eam causes it to spin

generator

motors that produce electricity, magnets and coiled wires are needed

nonrenewable energy

ener
gy that cannot be obtained in a short period of time

renewable energy

energy that can be obtained relatively quickly

biomass

renewable energy

from sources that can be
replenished

in a short time

nuclear energy

nonrenewable energy

obtained from splitting atoms such as uranium

solar energy

renewable energy from the sun

hydrogen fuel cell

wind energy

renewable energy

from the movement of the wind

hydroelectric energy

renewable energy

from moving water

geothermal energy

renewable ener
gy

from heat deep in the Earth

-
What is the purpose of generators spun by
turbines?

To

create electricity

MAGNETISM AND ELECTRICITY BOOK

Electricity

flow of
electric

charge

Static electricity

build
-
up

of electric charges on the surface of a material.

Series circuit

One path for flow of e
-

Parallel circuit

the current can take several paths

Current

flow of electric
charges

Voltage

measure of
electric potential ex.

batteries: (9v 1.5 V)

Short circuit

there is a break in the cirucit

Attract

opposite poles

Repel

like poles

Insulator

stops the flow of heat or electricity

Conductor

easily transfers energy in the form of electricity and/or heat

Incandescent
lights

bright, hot, not energy efficient

Fluorescent
lights

energy efficient, contain
mercury

LED
lights

small, energy efficient, not bright

Draw a simple circuit

Magnetism

Any material that attracts iron and materials that contain iron

Attract or r
epel other magnets

One part of a magnet will always point north when allowed to swing freely

Magnetic domain

region around magnet where they are aligned

Magnetic field

The area of the magnetic forces is known as the magnetic field

Ferromagnetic material

A
ny

material that contains iron

Magnetic pole

The ends of the magnet
, where the effects are the strongest

area around the magnetic that have the strongest charge

Practice problems

What is the
ind
ependent variable on the
above
graph?

Time (s)

Nick Nack rode his bicycle to Patty Wack’s house.
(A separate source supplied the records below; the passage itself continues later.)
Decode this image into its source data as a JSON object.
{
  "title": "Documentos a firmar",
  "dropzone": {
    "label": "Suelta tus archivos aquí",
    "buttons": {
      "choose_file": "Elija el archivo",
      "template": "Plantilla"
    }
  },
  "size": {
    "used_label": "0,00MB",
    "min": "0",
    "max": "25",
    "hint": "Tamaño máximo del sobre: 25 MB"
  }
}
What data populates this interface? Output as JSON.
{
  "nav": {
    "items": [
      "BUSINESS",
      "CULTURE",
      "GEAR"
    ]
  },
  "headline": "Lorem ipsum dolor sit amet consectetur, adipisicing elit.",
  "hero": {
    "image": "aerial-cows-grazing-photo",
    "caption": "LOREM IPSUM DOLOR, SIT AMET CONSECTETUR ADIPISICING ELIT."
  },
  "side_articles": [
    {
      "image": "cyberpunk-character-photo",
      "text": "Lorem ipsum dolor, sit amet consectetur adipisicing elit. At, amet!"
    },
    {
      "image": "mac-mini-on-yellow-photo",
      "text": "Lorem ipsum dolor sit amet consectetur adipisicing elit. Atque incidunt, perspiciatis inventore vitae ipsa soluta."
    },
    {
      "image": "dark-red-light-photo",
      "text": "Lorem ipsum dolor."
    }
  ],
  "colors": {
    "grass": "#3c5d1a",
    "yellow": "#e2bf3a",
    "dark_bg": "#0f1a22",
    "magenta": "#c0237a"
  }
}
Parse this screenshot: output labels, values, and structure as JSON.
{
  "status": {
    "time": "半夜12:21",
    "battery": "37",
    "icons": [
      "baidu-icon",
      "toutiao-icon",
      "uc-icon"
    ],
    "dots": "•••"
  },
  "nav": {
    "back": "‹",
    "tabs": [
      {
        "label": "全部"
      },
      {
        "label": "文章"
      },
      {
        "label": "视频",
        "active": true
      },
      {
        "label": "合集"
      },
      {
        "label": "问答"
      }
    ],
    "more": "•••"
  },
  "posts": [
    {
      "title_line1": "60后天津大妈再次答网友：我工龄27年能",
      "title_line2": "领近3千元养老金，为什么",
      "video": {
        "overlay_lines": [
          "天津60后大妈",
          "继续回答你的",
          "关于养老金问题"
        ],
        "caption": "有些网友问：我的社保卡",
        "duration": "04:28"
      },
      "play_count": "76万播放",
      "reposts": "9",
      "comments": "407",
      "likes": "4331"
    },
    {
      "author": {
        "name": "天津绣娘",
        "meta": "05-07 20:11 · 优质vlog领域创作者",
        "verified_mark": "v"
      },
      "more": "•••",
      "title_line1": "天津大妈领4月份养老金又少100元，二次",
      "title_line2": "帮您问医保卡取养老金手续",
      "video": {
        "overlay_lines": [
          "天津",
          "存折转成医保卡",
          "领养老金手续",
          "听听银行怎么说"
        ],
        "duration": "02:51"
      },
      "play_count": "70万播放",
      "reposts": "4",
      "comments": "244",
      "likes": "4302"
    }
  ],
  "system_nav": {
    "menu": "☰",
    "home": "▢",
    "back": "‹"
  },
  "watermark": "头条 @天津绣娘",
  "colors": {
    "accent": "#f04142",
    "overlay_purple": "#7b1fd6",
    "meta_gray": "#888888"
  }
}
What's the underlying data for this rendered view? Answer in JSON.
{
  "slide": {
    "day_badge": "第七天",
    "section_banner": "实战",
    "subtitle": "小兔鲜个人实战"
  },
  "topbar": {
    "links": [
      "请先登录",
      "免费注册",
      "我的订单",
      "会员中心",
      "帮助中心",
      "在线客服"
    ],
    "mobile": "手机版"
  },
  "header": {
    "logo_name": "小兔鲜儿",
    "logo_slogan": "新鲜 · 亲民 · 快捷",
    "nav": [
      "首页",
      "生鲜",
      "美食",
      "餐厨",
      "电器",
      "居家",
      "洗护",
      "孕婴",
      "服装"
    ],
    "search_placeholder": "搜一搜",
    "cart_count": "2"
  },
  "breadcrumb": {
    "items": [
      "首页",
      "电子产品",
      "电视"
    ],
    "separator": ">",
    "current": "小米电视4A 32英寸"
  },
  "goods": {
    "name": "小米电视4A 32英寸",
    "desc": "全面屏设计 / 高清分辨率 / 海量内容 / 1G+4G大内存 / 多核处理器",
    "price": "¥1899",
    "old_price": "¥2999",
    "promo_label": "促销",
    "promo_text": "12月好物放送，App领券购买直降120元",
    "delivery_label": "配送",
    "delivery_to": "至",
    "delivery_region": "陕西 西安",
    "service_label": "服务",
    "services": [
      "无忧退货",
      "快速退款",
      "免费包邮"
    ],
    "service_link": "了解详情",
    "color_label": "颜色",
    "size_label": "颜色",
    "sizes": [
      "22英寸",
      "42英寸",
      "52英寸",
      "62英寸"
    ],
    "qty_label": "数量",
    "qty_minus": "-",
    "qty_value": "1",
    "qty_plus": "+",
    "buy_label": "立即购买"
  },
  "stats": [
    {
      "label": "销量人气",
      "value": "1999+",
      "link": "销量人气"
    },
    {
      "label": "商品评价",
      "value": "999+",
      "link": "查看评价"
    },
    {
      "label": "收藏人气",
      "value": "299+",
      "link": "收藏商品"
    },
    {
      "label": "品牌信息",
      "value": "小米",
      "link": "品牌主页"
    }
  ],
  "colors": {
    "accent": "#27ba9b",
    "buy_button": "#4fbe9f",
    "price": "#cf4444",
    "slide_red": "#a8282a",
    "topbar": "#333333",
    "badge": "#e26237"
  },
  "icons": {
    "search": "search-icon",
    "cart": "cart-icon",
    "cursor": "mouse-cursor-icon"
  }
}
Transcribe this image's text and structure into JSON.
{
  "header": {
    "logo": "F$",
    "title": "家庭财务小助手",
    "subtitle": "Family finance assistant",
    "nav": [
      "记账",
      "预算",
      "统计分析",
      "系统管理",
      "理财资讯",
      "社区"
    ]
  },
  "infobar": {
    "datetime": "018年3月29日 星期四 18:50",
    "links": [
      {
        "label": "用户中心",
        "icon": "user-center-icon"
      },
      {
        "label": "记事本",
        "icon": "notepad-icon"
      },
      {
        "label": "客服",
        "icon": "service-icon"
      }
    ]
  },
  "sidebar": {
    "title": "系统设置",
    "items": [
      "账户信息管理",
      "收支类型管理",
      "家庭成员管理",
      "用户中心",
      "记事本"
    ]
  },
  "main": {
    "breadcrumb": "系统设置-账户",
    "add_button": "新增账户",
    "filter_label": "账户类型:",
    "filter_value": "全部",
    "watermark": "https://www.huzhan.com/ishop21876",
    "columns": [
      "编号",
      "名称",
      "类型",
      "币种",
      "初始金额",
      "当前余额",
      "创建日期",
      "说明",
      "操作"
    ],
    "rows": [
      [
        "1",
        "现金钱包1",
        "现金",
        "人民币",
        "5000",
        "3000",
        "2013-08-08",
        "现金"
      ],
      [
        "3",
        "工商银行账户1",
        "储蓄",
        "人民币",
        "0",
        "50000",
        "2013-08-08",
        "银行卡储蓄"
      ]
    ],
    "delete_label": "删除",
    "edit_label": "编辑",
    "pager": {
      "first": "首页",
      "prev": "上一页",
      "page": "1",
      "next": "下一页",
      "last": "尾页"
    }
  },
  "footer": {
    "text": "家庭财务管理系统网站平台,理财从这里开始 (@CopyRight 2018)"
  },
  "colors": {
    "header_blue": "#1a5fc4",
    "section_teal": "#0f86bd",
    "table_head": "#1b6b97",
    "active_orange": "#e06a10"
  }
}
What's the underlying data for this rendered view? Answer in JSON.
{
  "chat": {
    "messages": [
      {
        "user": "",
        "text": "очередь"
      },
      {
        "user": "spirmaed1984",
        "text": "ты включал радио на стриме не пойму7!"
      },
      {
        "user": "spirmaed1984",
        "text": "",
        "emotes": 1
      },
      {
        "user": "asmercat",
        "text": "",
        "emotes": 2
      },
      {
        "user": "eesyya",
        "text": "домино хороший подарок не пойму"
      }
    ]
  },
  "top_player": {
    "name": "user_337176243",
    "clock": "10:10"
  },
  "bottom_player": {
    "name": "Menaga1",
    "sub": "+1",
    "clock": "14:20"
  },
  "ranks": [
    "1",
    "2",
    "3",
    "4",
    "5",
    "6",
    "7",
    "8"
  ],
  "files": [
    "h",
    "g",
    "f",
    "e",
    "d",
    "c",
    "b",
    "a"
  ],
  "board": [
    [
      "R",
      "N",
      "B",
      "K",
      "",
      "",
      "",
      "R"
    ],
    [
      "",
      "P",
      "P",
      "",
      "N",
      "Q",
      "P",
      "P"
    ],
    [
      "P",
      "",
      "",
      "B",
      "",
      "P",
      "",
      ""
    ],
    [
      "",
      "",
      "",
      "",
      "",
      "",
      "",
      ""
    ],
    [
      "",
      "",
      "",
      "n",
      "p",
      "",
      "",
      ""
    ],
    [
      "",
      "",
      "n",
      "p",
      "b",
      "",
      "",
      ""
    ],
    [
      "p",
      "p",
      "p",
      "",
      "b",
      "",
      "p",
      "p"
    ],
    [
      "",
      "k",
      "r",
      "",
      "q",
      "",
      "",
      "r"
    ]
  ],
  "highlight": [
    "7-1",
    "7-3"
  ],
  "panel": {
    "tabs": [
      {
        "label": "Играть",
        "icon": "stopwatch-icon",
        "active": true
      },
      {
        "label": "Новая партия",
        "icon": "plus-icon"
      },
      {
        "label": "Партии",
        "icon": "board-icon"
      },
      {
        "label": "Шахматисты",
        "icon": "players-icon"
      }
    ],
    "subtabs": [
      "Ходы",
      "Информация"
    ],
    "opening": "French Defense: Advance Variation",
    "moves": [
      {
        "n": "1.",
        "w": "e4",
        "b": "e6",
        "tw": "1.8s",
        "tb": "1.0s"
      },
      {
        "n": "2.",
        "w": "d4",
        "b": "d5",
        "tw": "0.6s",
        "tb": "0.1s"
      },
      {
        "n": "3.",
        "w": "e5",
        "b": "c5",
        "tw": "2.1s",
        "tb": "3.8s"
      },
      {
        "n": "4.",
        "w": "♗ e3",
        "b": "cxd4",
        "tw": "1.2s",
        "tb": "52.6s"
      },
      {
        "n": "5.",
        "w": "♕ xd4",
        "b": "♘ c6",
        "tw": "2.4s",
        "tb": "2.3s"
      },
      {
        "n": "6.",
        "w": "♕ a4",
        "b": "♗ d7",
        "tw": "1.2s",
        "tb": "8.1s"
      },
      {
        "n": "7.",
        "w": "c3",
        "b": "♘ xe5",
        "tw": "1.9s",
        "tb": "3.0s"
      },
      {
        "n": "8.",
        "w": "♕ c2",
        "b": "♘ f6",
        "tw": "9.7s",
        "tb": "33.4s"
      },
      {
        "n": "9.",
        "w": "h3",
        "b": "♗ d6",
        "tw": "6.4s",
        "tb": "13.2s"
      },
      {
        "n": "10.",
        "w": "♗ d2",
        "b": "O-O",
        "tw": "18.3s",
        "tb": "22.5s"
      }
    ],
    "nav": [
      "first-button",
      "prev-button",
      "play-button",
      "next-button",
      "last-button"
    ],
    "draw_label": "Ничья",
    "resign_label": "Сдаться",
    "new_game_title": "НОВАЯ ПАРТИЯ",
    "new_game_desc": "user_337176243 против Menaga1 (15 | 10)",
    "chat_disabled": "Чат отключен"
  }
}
The graph above matches his motion. What was his
average speed for the trip??

1400/10

140 m/min

Jake’s Mom used a ruler to measure the distance he tr
aveled riding his new tricycle. What was Jake’s
average

speed for these five minutes?

14/5 = 2.8 m/min

What do the dots on the ticker tape tell you about the speed of the object?

Acceleration or speeding up

If a man applies a for
ce of 100N to a box down a hallway 50 m long. How much work has been done?

1000 x 50 = 50000J

Is a person doing work on his backpack while walking home? Why or why not?

No, because he is not exerting a force on his backpack that is in the same direction

as his walking

A lever is a bar that pivots on a (load, effort, fulcrum).

fulcrum

Convert the following:

o

1mL =
.001
L

o

4200km =
4,200,000 m

o

820g =
82
,000 mg

o

62.5cm =
.
625 m

o

1000g =
1 kg

o

thickness of a
quarter

2mm

o

amount of water a large jug may contain

3L

o

distance from your house to Westfarms Mall

25km

o

length of a pen
16cm